Persian Gulf Fashion

The Persian Gulf region (yes, it is called the Persian Gulf, not the Arabian Gulf - we don't care what Google says) is unlike anywhere else in Iran.  Like many border regions, the population is ethnically, culturally and racially mixed.  There is a great deal of African influence in the Gulf region's music and clothing style, perhaps because Africans were brought to the Gulf as part of the slave trade in the 17th century.  Today, a careful listener can still hear African rhythms in "Bandari" music, referring to the port city of Bandar Abbas.  The traditional dances of the region are also evocative of tribal dances in Mali. 

  Women in the Persian Gulf region prefer colorful outfits over the drab black chadors commonly seen in the North. It is a tradition that dates back to at least the Sassanid Era, during the reign of Khosrow I in the 6th century. It was at this time that people developed expertise in designing garments with gold silk thread and sequins. Soon, they were exporting these fashions instead of silk thread, and they were frequently worn by women in the king's court at Persepolis and Pasargadae. A few years ago, archaeologists found silk threads and sequins in the tomb of Bibi Sharbanoo, an important figure in the Sarjouki Era. These designs are on display in museums worldwide, such as the Kremlin Museum in Moscow.

The intricate designs remained in high demand. As recently as the Pahlavi Dynasty era, the Shah would send garments with these designs, called khalat, to court favorites; the ones delivering the gifts were known as khalat-bar.


Women would often gather in their courtyards or in the front of a home during the cooler morning hours to work on the embroidery.

For the trousers shown below, the sequins would be rubbed with a certain seashell, called a gor. It is the only kind that created the desired effect of making the sequins lie flat.


Today, this embroidery is a dying art. Girls and women pursue educations and professional careers and do not want their mothers to engage in such labor-intensive work. Those who have these fashions tend to preserve them for special occasions, such as weddings.

Click here to see a short video of a Bandari wedding procession among the disaspora in Sweden.


Sistani-Baluchestani Bandari Bandari
Traditional Dress Traditional Dress in pink Traditional Dress in blue/multi
$150.00 Out of Stock $250.00 $150.00

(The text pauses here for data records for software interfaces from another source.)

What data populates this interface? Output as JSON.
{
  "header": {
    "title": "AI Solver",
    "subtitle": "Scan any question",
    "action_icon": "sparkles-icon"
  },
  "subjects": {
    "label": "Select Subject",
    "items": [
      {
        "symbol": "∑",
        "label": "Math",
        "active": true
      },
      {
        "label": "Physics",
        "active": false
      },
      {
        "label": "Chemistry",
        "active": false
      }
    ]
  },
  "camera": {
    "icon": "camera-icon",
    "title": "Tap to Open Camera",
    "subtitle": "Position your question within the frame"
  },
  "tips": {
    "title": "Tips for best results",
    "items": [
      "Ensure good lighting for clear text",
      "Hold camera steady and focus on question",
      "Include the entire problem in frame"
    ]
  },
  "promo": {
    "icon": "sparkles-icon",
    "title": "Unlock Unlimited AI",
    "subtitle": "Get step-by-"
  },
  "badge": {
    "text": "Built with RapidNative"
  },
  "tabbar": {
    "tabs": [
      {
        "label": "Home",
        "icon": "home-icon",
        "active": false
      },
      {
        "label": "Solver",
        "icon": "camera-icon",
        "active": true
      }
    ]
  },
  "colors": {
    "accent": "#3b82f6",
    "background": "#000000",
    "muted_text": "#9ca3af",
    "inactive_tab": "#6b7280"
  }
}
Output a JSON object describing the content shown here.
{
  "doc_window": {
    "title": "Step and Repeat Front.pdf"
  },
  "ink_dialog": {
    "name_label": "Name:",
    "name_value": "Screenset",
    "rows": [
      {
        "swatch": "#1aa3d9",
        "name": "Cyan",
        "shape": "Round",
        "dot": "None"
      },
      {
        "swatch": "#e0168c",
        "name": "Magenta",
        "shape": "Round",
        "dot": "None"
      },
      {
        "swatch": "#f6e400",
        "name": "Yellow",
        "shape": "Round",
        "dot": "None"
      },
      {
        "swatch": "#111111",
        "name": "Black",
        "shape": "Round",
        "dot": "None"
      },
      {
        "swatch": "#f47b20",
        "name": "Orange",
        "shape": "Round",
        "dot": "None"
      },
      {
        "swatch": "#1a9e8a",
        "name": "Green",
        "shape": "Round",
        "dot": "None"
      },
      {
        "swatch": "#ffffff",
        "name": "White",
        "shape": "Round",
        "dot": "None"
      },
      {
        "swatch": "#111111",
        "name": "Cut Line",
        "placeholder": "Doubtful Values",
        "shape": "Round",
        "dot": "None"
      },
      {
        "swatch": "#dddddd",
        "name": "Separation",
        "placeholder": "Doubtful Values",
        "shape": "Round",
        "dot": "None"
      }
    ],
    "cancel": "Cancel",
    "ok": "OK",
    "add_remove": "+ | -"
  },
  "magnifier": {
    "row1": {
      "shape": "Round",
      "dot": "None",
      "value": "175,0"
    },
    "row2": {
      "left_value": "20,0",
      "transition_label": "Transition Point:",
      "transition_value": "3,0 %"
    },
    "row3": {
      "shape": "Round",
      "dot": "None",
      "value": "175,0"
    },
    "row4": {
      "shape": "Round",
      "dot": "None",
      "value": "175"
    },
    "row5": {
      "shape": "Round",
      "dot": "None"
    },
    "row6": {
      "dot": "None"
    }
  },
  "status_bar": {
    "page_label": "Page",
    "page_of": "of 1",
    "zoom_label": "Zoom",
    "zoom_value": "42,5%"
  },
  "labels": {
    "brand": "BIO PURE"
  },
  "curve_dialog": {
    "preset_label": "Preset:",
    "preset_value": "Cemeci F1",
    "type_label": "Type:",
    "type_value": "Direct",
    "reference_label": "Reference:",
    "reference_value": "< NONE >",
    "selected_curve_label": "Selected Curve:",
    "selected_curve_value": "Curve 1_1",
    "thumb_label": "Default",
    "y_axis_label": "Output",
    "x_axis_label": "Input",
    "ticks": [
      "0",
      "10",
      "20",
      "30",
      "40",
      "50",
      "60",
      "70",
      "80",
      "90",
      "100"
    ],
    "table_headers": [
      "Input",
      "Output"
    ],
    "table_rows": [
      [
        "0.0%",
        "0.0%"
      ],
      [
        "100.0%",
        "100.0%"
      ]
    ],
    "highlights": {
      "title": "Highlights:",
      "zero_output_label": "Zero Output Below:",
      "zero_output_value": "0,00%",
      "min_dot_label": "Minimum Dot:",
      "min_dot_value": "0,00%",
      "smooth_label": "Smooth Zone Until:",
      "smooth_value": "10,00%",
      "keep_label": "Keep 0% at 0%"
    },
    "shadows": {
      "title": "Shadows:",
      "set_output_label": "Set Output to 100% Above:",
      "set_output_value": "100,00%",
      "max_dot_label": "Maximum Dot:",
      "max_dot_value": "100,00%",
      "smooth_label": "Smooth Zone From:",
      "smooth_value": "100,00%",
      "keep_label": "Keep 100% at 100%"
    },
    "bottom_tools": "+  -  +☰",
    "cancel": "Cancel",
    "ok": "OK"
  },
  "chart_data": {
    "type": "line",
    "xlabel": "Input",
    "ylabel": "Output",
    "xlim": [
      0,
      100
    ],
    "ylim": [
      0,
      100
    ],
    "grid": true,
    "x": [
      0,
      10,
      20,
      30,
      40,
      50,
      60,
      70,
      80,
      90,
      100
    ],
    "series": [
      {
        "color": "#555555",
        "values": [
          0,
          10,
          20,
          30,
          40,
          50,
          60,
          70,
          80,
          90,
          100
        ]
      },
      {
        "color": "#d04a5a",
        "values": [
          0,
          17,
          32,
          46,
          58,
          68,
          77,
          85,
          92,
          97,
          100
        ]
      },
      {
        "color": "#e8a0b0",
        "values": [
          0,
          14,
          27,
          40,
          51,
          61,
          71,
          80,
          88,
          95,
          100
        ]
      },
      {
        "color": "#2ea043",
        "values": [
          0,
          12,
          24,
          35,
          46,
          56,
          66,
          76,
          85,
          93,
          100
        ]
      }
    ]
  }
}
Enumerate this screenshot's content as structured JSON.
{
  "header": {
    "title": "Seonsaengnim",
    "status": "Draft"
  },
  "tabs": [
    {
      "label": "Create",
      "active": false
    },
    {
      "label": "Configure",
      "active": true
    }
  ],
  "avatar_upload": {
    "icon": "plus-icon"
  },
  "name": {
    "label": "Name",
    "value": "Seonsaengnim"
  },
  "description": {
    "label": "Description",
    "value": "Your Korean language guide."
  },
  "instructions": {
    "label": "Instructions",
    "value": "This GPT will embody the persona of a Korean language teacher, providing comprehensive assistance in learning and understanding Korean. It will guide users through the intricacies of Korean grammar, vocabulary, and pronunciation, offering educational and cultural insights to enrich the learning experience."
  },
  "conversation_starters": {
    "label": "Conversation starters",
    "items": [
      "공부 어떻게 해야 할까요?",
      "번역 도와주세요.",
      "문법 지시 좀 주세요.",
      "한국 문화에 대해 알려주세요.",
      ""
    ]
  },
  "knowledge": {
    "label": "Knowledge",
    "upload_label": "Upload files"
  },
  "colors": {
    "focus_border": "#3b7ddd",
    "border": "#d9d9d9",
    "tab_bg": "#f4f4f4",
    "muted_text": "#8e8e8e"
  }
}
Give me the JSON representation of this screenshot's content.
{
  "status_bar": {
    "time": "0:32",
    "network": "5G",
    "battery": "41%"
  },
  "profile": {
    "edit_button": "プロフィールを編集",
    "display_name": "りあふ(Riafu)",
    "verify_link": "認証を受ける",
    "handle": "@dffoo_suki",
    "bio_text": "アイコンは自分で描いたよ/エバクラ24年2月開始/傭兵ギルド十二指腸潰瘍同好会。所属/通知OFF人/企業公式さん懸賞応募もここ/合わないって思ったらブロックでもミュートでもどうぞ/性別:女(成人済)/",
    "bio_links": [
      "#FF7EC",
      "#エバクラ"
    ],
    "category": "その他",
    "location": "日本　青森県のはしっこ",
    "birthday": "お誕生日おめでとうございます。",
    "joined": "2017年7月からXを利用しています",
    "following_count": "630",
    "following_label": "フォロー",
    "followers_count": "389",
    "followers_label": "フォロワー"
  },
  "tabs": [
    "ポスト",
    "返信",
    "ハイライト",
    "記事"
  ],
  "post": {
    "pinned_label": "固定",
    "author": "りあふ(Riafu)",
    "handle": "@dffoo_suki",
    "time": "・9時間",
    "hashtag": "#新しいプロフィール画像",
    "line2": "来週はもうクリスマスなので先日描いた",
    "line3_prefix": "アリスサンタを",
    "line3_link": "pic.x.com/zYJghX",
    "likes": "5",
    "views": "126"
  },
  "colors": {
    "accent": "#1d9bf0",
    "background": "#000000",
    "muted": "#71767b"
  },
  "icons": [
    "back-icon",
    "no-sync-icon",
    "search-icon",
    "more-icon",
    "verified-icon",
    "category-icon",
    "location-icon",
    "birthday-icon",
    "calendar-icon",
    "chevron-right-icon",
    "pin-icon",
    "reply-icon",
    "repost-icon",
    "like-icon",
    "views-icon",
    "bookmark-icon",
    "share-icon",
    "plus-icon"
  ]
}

Traditional Embroidered Trousers    

These eye masks are also known as Maqna'a or boregheh. Their origin is unknown.

Eye Mask 6

Eye Mask 7

Eye Mask 8

Q1 $45.00

Q1 $45.00

Q1 $45.00

Eye Mask 9

Eye Mask 5

Demonstration (mask not available)

Q1 $39.00

$39.00 Out of Stock